Oxidative stress: The term used to describe when your body contains too many free radicals that it cannot neutralize.
Antioxidants: You have probably heard that foods containing antioxidants are “superfoods.” This is because they can help neutralize the excess free radicals in your body.
Why is this important to understand? Because an anti-inflammatory diet cuts down or cuts out foods that can cause oxidative stress and focuses on foods high in antioxidants, which reduces inflammation. Other food groups that help reduce inflammation and are part of this diet include foods high in omega-3 fatty acids, fiber, and healthy fats.
What Foods Make Up an Anti-Inflammatory Diet?
If you’re ready to make a change, having an anti-inflammatory foods list on hand will help.
Here are our 6 top anti-inflammatory food picks
Berries. With a variety of choice, berries are packed with anti-inflammatory goodness. Blackberries, blueberries, cranberries, raspberries, and strawberries are delicious. Eat them raw, create a berry smoothie, or add them to your morning oatmeal.
Bok choy, kale, or any leafy greens. Chinese cabbage contains beta-carotene, vitamin A and vitamin C. It can be thrown into a delicious stir fry or sautéd with other anti-inflammatory ingredients like garlic and ginger.
Ginger and turmeric. An ancient herb with anti-inflammatory and antioxidant properties, ginger can be used in many ways. Slice it and pour hot water over it your favorite mug to create a fresh tea, grate onto salads, or add it to your bok choy stir fry. Turmeric, also helps support the body’s natural anti-inflammatory responses with the active compound, curcumin, as well as antioxidants. This ginger-looking root pairs quite well with ginger. Use them together in your favorite Indian curry or add a few slices to your favorite nut-milk and heat it up for a nightcap.
Hot peppers. If like a little kick in your food, you’ll love that hot peppers contain the active compound, capsaicinoids, which help give the body support both internally and externally.

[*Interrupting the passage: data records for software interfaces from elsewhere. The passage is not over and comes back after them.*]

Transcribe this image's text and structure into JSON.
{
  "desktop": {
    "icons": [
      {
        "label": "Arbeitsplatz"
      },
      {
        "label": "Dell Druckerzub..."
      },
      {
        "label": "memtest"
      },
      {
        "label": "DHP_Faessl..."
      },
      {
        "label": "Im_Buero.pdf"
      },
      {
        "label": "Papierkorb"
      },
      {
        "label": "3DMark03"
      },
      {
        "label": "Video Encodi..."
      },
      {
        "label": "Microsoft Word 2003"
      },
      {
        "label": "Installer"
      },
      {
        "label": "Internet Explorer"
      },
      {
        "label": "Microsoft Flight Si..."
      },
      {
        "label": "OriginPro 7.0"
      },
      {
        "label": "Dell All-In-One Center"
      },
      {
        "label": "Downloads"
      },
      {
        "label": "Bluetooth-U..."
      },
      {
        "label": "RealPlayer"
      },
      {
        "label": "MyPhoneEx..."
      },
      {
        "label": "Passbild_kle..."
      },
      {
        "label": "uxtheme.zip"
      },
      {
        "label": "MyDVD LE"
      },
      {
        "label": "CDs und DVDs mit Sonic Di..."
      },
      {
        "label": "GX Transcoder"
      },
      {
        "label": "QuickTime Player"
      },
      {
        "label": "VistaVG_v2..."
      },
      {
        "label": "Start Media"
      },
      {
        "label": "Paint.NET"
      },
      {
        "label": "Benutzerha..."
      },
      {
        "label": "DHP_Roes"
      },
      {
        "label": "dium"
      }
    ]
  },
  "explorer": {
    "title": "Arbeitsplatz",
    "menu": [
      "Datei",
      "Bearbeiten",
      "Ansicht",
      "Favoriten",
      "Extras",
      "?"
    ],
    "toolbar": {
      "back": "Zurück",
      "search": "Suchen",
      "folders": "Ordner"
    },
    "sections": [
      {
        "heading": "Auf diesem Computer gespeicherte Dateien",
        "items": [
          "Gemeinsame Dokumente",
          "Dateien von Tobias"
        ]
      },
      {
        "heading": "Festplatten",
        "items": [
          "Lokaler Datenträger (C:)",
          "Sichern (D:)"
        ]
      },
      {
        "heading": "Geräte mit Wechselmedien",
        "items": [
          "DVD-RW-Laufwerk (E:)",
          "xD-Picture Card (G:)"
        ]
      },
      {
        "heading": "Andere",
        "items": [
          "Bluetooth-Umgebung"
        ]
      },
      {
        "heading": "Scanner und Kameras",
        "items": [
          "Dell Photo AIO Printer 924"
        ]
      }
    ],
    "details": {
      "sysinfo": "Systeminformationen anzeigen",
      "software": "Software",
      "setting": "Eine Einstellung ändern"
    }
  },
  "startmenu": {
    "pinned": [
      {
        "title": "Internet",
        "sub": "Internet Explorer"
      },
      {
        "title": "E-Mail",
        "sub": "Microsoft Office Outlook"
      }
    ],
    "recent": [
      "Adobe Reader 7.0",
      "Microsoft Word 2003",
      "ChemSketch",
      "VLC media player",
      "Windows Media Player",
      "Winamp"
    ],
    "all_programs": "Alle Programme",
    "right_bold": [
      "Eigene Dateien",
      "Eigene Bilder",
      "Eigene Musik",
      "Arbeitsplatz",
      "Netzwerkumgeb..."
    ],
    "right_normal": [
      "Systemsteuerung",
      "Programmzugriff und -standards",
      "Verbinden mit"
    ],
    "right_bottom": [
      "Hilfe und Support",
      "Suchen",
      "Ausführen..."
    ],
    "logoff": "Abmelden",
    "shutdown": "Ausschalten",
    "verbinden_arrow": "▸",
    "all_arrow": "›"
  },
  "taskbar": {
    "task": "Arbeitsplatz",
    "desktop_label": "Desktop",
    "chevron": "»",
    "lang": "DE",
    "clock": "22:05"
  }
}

Nuts and seeds. Certain nuts and seeds contain high levels of alpha-linoleic acid, an anti-inflammatory omega-3 fatty acid. Walnuts, flaxseed, and chia seeds make ideal choices. Roast and add them to a trail mix, craft your own dukkah, or simply eat them as they come.
Healthy fats like olive oil, avocado, and salmon. Well-loved in the Mediterranean diet, olive oil is a wonderful, anti-inflammatory option that has been shown to reduce inflammation. Drizzle on salads, use in marinades or add to soup. Avocado is an excellent source of good fat that happens to be great in sushi and on your gluten-free version of avocado toast, like fresh spelt or buckwheat bread. Salmon is jam-packed with omega-3’s and is proven to reduce inflammatory symptoms.
Foods That Can Cause Inflammation
As with all things, there is a yin to every yang. You now know what to consume, so what foods should you avoid?
Fried foods. Chicken strips, cheese sticks, and french fries are not only pro-inflammatory, they also increase your risk for diabetes and heart disease.
Red and processed meats. As the authors of one study found, “Increased red meat consumption is… associated with a greater risk of metabolic syndrome and inflammation.”
Refined carbohydrates. Whether in the form of white bread or pies, pastries or cakes, pizza dough or sweet desserts, foods that contain refined carbs are better left on their shelves.
Processed sugary foods and soda. Sugar-sweetened foods and beverages can increase inflammation and increase your chance of developing conditions like diabetes.
Food as Medicine
An anti-inflammatory diet can help reduce symptoms associated with conditions like osteoarthritis and may help reduce fatigue, help you feel more energized, and provide a sense of overall wellbeing. It’s important to realize that what you put in your body greatly affects your overall health, both mentally and physically.